Monday, February 21, 2005

NPR: Wikipedia's Growth Comes with Concerns

Wikipedia's Growth Comes with Concerns

by Laura Sydell

Weekend Edition - Sunday, February 20, 2005 · Wikipedia is a dynamic, online encyclopedia that allows users to create and edit their own entries. Volunteers then fact-check the entiries to ensure accuracy. NPR's Laura Sydell reports that as Wikipedia has grown dramatically in popularity, some have begun to question its accuracy.

Hello Dali!

A Brazen Visionary With a Surreal Self

Published: February 18, 2005

Philadelphia — The Philadelphia Museum of Art's retrospective of the work of Salvador Dalí, the megalomaniacal Surrealist painter and every teenager's favorite artist, is a visual and psychic marathon. It fills 20 galleries, many quite large, with nearly 200 works of art, many quite small and so stupefyingly detailed that they require close study.

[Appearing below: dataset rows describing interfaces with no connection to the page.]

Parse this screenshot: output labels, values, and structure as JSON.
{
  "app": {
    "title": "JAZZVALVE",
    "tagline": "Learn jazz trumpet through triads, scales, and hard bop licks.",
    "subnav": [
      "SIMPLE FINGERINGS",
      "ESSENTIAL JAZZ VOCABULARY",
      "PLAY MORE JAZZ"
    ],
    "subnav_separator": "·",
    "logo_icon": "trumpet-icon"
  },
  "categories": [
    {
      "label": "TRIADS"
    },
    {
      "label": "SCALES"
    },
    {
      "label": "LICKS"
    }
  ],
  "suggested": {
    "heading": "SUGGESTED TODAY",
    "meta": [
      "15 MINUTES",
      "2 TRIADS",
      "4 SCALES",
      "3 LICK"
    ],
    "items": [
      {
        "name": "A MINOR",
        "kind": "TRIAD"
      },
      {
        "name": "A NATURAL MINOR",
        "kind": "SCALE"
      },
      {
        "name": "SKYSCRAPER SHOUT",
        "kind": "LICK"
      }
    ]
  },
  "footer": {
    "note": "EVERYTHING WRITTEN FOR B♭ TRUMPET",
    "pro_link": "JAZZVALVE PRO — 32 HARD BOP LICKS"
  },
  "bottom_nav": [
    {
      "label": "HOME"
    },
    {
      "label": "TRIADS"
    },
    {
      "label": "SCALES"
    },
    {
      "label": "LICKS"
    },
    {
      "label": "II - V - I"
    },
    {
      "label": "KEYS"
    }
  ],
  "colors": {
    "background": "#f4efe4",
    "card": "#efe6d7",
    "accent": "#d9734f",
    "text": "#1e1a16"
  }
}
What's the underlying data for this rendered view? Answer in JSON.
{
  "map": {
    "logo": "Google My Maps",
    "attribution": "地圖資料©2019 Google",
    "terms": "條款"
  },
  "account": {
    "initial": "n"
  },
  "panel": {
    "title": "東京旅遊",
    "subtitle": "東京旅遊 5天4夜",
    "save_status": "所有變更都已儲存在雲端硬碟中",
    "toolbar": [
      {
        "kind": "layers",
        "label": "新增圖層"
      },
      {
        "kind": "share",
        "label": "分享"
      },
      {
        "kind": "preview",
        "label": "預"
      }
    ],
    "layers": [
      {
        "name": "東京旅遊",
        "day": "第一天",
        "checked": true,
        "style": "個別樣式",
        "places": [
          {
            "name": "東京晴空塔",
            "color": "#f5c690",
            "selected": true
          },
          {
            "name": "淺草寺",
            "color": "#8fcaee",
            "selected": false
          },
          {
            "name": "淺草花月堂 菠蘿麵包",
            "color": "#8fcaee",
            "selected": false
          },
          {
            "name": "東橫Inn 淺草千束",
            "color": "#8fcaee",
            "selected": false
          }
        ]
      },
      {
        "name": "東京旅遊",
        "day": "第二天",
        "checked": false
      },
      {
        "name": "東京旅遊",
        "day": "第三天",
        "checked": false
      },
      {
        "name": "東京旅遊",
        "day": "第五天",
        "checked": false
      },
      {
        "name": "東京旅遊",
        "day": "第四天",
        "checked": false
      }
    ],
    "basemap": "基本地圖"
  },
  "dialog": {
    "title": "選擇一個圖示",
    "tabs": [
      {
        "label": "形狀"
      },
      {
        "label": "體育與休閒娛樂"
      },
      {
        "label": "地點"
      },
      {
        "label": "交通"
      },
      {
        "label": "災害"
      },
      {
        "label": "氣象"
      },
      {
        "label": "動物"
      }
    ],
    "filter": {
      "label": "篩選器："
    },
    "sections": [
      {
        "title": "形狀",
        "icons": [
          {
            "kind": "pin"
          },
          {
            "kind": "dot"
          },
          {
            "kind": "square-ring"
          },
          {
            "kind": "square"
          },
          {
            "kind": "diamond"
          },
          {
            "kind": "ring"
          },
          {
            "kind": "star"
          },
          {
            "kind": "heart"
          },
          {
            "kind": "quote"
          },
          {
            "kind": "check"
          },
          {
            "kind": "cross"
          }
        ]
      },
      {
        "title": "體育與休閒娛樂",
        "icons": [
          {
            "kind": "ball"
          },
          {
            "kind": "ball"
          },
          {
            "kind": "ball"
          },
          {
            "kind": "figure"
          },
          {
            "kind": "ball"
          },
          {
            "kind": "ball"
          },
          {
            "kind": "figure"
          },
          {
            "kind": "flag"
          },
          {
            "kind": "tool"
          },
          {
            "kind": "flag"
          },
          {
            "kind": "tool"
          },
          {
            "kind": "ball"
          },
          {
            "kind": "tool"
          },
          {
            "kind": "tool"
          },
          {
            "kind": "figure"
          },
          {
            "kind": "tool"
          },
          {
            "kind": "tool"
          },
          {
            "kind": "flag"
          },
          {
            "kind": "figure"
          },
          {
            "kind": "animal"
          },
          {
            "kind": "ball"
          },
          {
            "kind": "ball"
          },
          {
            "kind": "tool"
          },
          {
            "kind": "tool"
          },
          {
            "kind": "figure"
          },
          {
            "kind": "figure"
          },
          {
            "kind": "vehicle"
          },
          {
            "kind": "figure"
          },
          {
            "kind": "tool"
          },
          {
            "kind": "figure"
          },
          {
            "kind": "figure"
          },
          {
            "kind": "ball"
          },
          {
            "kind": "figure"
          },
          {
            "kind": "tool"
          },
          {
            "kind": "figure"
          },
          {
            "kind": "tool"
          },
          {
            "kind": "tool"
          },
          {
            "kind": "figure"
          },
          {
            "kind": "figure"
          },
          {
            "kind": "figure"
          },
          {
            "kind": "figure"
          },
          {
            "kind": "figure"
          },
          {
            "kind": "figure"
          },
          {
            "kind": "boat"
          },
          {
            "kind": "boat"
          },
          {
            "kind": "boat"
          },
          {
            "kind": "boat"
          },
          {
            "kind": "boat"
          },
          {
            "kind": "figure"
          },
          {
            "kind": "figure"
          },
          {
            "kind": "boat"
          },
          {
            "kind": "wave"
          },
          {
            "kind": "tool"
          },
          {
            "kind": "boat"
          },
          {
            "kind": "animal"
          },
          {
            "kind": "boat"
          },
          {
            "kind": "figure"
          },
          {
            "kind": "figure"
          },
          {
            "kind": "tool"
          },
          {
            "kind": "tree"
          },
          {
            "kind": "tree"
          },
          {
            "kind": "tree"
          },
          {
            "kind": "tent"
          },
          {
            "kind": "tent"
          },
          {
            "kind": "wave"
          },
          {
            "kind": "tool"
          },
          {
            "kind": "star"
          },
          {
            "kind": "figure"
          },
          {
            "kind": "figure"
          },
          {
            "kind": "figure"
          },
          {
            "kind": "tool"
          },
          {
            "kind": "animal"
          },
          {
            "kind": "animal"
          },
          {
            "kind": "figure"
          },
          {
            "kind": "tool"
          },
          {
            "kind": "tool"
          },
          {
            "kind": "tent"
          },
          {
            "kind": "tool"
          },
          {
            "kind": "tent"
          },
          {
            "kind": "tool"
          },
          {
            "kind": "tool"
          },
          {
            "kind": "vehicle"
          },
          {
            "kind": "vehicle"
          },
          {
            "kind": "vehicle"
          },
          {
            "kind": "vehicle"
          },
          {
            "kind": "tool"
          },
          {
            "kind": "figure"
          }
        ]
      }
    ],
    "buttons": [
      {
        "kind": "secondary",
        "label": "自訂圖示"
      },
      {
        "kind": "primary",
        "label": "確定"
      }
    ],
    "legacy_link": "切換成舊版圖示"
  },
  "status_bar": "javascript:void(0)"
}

At times, as one gallery follows another, the show begins to feel like a Surrealist labyrinth. Be prepared to catch a good case of Dalí delirium.


NPR: Beyond Melting Clocks: A Dali Retrospective

Weekend Edition - Saturday, February 19, 2005 · Salvador Dali is renowned for surrealist paintings of the 1920s and '30s, when bizarre imagery and fluid forms populated his canvases. Yet his sphere of artistic influence extended beyond his avante-garde painting style.
The exhibition offers a chance to take a fresh look Dali's impact on the world of art a century after his birth. Joel Rose of member station WHYY in Philadelphia took an early tour.

Saturday, February 19, 2005

NPR: Can We Say Road Trip?

Kerouac's 'On the Road' Manuscript Unfurled

"All Things Considered. February 15, 2005 · The legend behind the writing of Jack Kerouac's On the Road is well known, if not entirely accurate. Fueled by inspiration, coffee and Benzedrine, Kerouac sat down at his typewriter and -- in one burst of creative energy -- wrote the novel that would make him the voice of his generation in just 20 days, typing it out on a single, 120-foot-long scroll.


Kerouac actually spent much more time laying the groundwork for his novel than that creation myth suggests, but the part about the giant scroll manuscript is true. Now for the first time, the unfurled scroll has gone on display at the University of Iowa Museum of Art in Iowa City. It will travel next to the Las Vegas Public Library."

And I Bet You Thought That Iowa Was Just Fly-Over-Country? [:-)

NYTimes: Attack of the Pod(casting) People

NYTimes: Tired of TiVo? Beyond Blogs? Podcasts Are Here
By KATE ZERNIKE Published: February 19, 2005

GRAND FORKS, N.D., Feb. 16 - From a chenille-slipcovered sofa in the basement of their friend Dave's mom's house at the edge of a snow-covered field, Brad and Other Brad, sock-footed pioneers in the latest technology revolution, are recording "Why Fish," their weekly show.
Clutching a microphone and leaning over a laptop on the coffee table, they praise the beauty of the Red River, now frozen on the edge of town, and plug an upcoming interview with a top-ranked professional walleye fisherman. Then they sign off.
Their show, mostly ad-libbed, is a podcast, a kind of recording that, thanks to a technology barely six months old, anyone can make on a computer and then post to a Web site, where it can be downloaded to an iPod or any MP3 player to be played at the listener's leisure.

Theoretical Librarian Blog Launched

With this posting, the Theoretical Librarian Blog (TLB) is hereby launched.
TLB is the personal and professional blog of Gerry McKiernan, Associate Professor and Science and Technology Librarian and Bibliographer, Iowa State University Library, Ames, IA 50011.